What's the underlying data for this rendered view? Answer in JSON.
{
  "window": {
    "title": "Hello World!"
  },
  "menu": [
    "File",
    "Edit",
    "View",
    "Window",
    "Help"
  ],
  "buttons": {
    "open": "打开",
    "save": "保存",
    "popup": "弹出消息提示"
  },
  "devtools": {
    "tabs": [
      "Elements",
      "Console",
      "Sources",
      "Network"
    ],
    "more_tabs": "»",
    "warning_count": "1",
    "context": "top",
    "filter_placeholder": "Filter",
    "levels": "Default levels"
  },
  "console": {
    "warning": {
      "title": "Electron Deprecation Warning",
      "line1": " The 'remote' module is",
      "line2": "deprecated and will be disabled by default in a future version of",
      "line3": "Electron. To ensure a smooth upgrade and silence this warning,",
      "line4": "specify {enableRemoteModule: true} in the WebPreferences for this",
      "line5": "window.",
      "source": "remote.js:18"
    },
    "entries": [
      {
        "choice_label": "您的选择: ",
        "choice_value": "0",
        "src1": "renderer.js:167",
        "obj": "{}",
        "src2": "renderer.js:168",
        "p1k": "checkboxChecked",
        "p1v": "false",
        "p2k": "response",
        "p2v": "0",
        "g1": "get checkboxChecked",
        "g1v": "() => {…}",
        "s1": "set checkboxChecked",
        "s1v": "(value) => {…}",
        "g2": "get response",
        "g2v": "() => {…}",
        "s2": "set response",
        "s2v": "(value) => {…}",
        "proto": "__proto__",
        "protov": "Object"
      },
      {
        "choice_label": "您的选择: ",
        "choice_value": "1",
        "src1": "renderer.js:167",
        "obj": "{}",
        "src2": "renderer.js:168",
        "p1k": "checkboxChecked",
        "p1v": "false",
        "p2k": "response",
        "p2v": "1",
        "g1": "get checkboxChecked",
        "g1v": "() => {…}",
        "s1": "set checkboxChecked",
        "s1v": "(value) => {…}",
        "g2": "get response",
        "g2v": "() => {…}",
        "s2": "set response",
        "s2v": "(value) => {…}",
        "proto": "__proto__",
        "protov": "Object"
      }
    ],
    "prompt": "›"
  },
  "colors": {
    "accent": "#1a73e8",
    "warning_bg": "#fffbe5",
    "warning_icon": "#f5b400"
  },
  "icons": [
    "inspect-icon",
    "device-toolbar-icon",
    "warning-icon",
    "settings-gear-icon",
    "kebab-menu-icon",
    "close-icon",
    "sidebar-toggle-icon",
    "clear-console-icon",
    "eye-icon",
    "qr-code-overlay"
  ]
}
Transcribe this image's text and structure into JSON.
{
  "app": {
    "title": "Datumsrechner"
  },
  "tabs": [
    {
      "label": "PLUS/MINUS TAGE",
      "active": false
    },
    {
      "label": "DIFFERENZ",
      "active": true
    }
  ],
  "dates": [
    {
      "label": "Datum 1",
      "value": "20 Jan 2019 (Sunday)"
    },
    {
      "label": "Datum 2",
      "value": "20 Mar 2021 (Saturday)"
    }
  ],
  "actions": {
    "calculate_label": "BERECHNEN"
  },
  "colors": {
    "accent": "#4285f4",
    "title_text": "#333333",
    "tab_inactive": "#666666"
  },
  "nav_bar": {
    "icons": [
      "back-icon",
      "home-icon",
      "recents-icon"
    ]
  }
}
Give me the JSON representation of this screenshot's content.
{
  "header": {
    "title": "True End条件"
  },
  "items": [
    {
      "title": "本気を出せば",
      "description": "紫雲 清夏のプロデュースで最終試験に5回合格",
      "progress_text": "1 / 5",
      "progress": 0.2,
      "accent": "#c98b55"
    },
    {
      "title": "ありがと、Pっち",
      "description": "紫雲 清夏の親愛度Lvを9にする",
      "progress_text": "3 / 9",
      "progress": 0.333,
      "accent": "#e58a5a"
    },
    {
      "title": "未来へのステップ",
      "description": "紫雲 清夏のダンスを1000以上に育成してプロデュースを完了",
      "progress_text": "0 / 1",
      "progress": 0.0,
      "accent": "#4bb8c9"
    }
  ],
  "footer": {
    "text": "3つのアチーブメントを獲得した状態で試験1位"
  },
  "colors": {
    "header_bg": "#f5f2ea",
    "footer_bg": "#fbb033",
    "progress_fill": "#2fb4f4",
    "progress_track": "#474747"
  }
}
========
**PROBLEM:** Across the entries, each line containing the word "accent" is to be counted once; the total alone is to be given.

**EXPECTED OUTPUT:** 5